Nutrition and exercise in Pompe disease

Mark A. Tarnopolsky, Mats I. Nilsson
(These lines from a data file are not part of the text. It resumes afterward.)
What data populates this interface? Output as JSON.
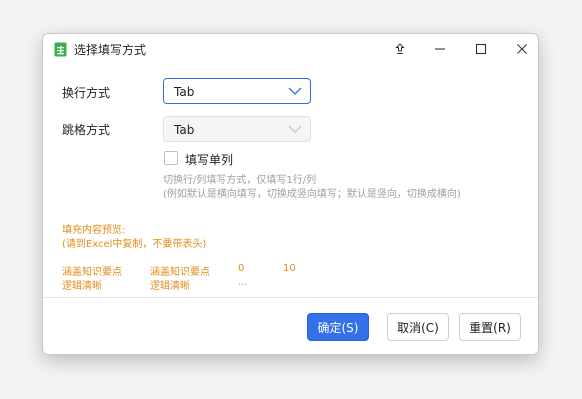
{
  "window": {
    "title": "选择填写方式",
    "icon": "spreadsheet-icon"
  },
  "form": {
    "wrap_label": "换行方式",
    "wrap_value": "Tab",
    "cell_label": "跳格方式",
    "cell_value": "Tab",
    "single_col_label": "填写单列",
    "single_col_checked": false,
    "hint_line1": "切换行/列填写方式，仅填写1行/列",
    "hint_line2": "(例如默认是横向填写，切换成竖向填写；默认是竖向，切换成横向)"
  },
  "preview": {
    "title_line1": "填充内容预览:",
    "title_line2": "(请到Excel中复制，不要带表头)",
    "rows": [
      [
        "涵盖知识要点",
        "涵盖知识要点",
        "0",
        "10"
      ],
      [
        "逻辑清晰",
        "逻辑清晰",
        "..."
      ]
    ]
  },
  "buttons": {
    "ok": "确定(S)",
    "cancel": "取消(C)",
    "reset": "重置(R)"
  },
  "colors": {
    "accent": "#3271ea",
    "preview_text": "#e38c1b",
    "hint_text": "#a0a0a0"
  }
}
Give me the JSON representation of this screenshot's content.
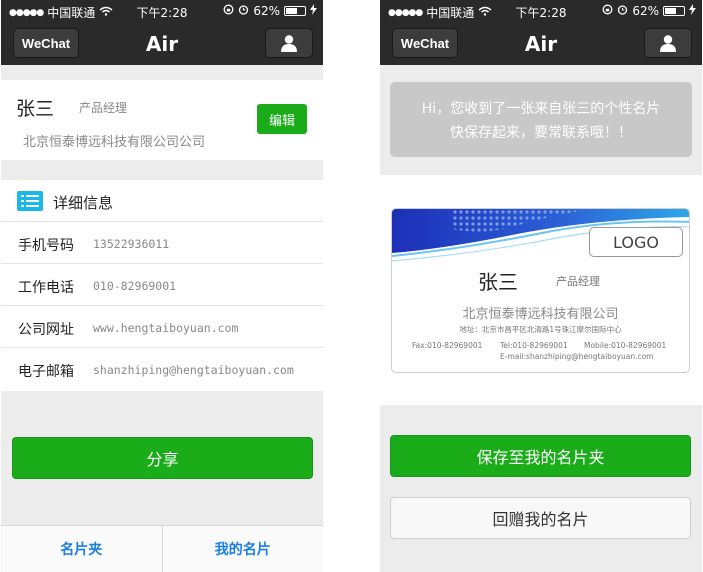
{
  "status_bar": {
    "carrier": "中国联通",
    "time": "下午2:28",
    "battery": "62%",
    "battery_level": 0.62
  },
  "nav": {
    "back_label": "WeChat",
    "title": "Air",
    "profile_icon": "person-icon"
  },
  "profile": {
    "name": "张三",
    "title": "产品经理",
    "company": "北京恒泰博远科技有限公司公司",
    "edit_label": "编辑"
  },
  "details": {
    "header": "详细信息",
    "icon": "list-icon",
    "rows": [
      {
        "label": "手机号码",
        "value": "13522936011"
      },
      {
        "label": "工作电话",
        "value": "010-82969001"
      },
      {
        "label": "公司网址",
        "value": "www.hengtaiboyuan.com"
      },
      {
        "label": "电子邮箱",
        "value": "shanzhiping@hengtaiboyuan.com"
      }
    ]
  },
  "share_label": "分享",
  "tabs": [
    {
      "label": "名片夹"
    },
    {
      "label": "我的名片"
    }
  ],
  "right": {
    "notice_line1": "Hi，您收到了一张来自张三的个性名片",
    "notice_line2": "快保存起来，要常联系哦！！",
    "card": {
      "logo": "LOGO",
      "name": "张三",
      "title": "产品经理",
      "company": "北京恒泰博远科技有限公司",
      "address": "地址：北京市昌平区北清路1号珠江摩尔国际中心",
      "fax": "Fax:010-82969001",
      "tel": "Tel:010-82969001",
      "mobile": "Mobile:010-82969001",
      "email": "E-mail:shanzhiping@hengtaiboyuan.com"
    },
    "save_label": "保存至我的名片夹",
    "gift_label": "回赠我的名片"
  },
  "colors": {
    "accent_green": "#1aad19",
    "nav_dark": "#2a2a2a",
    "link_blue": "#1a7fe0",
    "icon_cyan": "#19b8e8"
  }
}
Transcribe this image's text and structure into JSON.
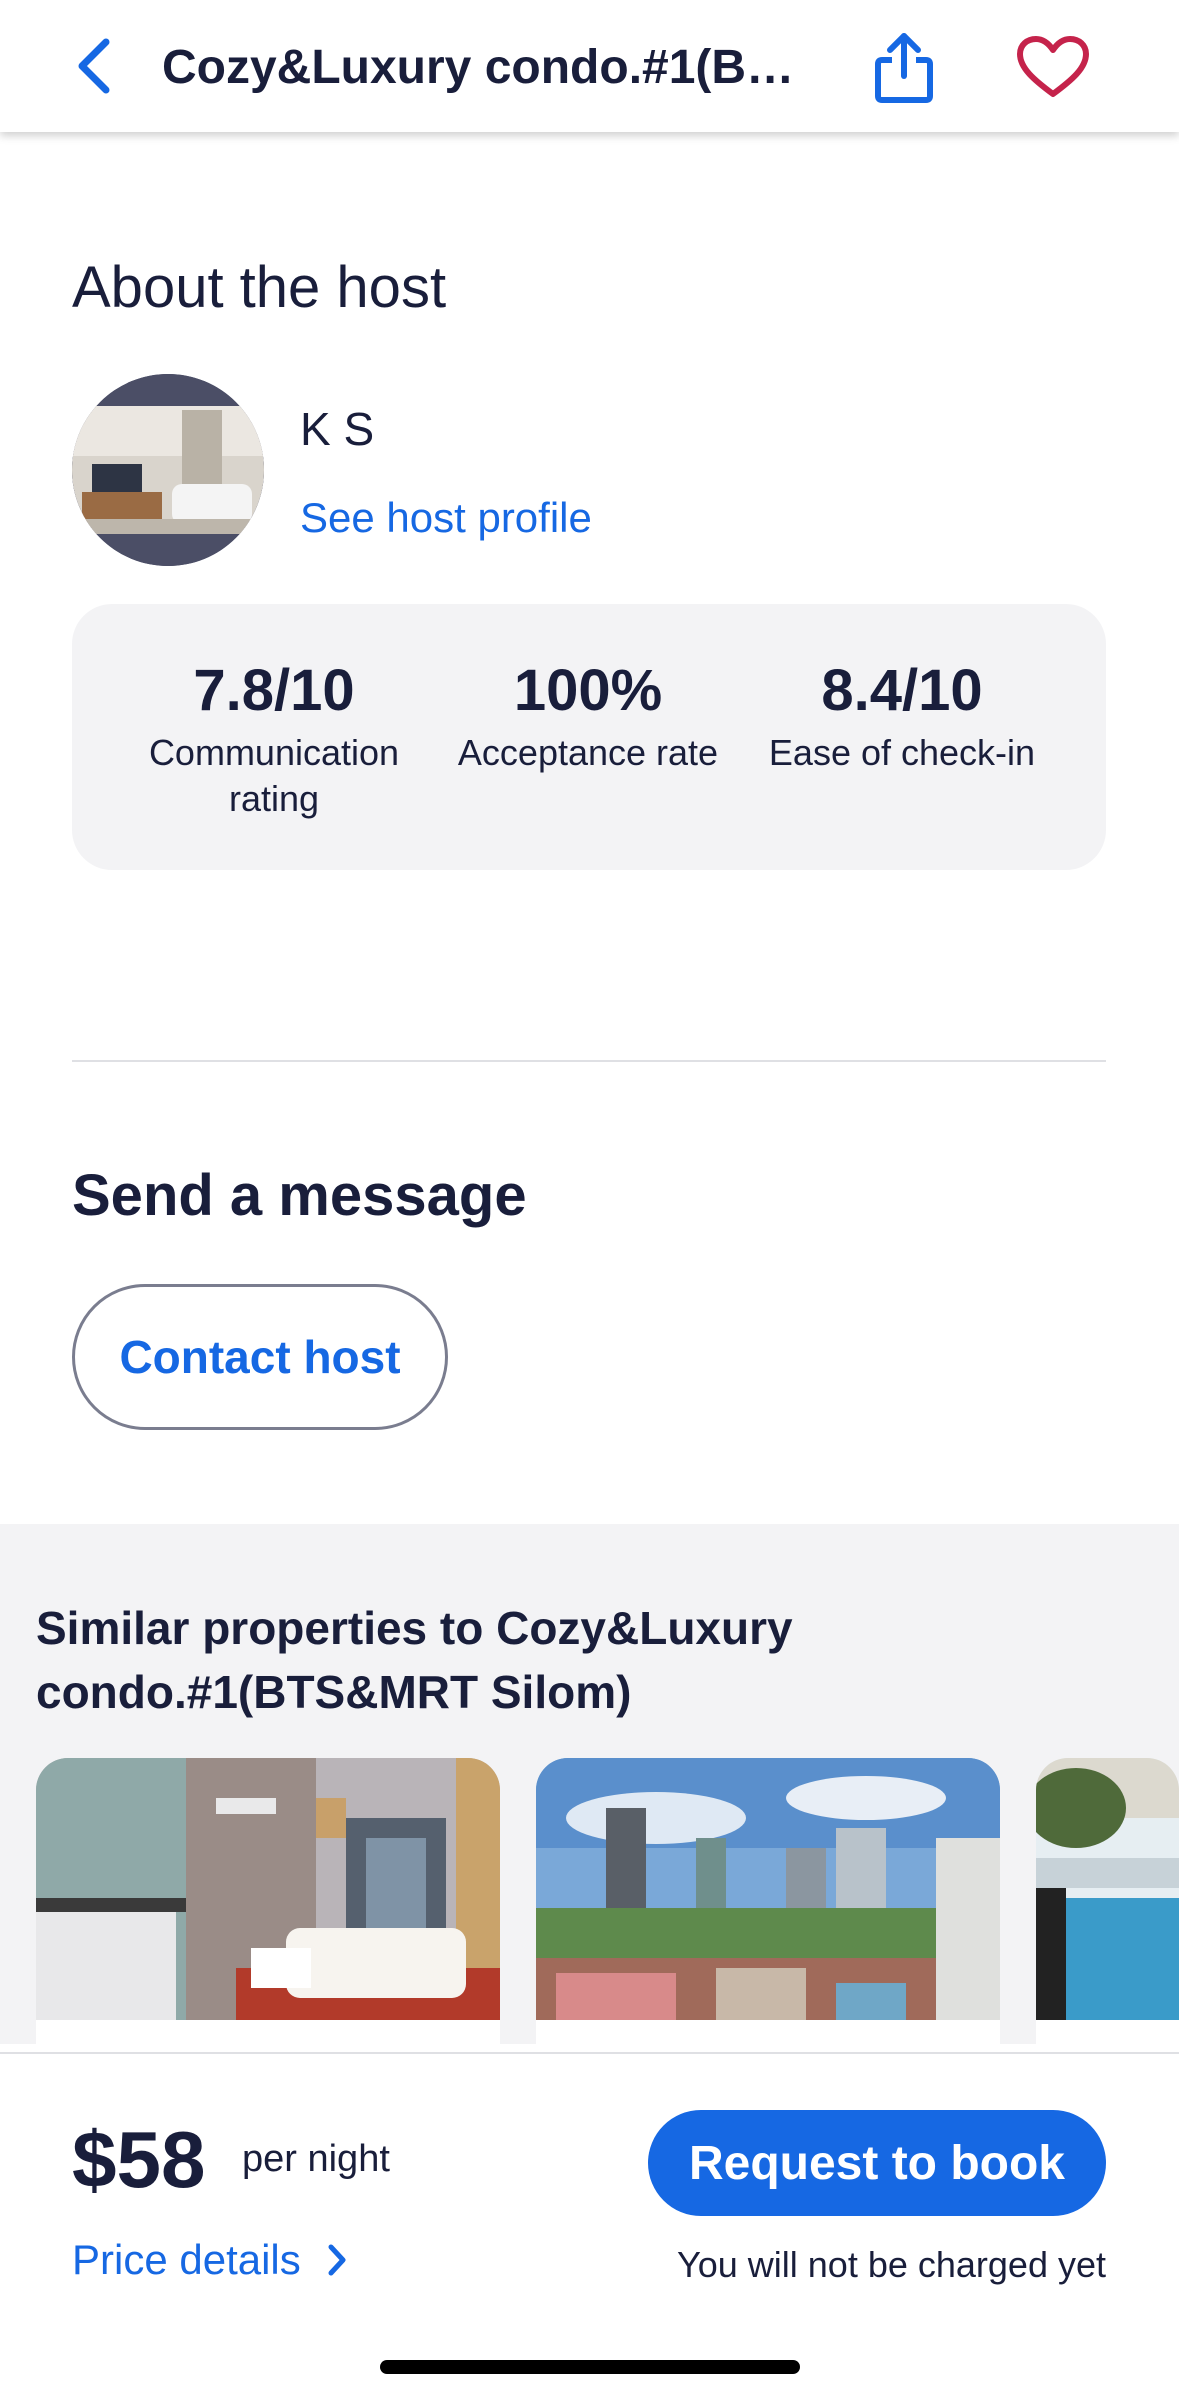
{
  "header": {
    "title": "Cozy&Luxury condo.#1(BTS&MRT Silom)",
    "back_icon": "chevron-left-icon",
    "share_icon": "share-icon",
    "favorite_icon": "heart-icon"
  },
  "about_host": {
    "title": "About the host",
    "host_name": "K S",
    "profile_link": "See host profile",
    "stats": [
      {
        "value": "7.8/10",
        "label": "Communication rating"
      },
      {
        "value": "100%",
        "label": "Acceptance rate"
      },
      {
        "value": "8.4/10",
        "label": "Ease of check-in"
      }
    ]
  },
  "message": {
    "title": "Send a message",
    "contact_button": "Contact host"
  },
  "similar": {
    "title": "Similar properties to Cozy&Luxury condo.#1(BTS&MRT Silom)"
  },
  "booking": {
    "price": "$58",
    "per_night": "per night",
    "price_details": "Price details",
    "book_button": "Request to book",
    "note": "You will not be charged yet"
  },
  "colors": {
    "accent": "#1668e3",
    "text": "#191e3b",
    "heart": "#c5234b"
  }
}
The current standard of care for Pompe disease (PD) is the administration of enzyme replacement therapy (ERT). Exercise and nutrition are often considered as complementary strategies rather than “treatments” per se. Nutritional assessment is important in patients with locomotor disability because the relative hypodynamia limits energy expenditure and thus the total amount of energy must be reduced to avoid obesity. A lower total energy intake often leads to lower protein and micronutrient intake. Consequently, ensuring that Pompe patients are tested for and replaced for deficiencies (protein, vitamin D, vitamin B12, etc.) is an important aspect of care. Furthermore, given the role of autophagy in the pathophysiology of PD and the fact that fasting induces autophagy, it is important that strategies such as nutritional timing and amino acid intake (L-arginine, L-leucine) be evaluated as therapies. Exercise interventions have been shown to improve six-minute walk testing distance by more than what was seen in the seminal ERT study in late-onset PD. Exercise therapy can also activate autophagy, and this is likely another component of its efficacy. The current review will evaluate the theoretical and practical aspects of nutrition and exercise as therapies for patients with PD.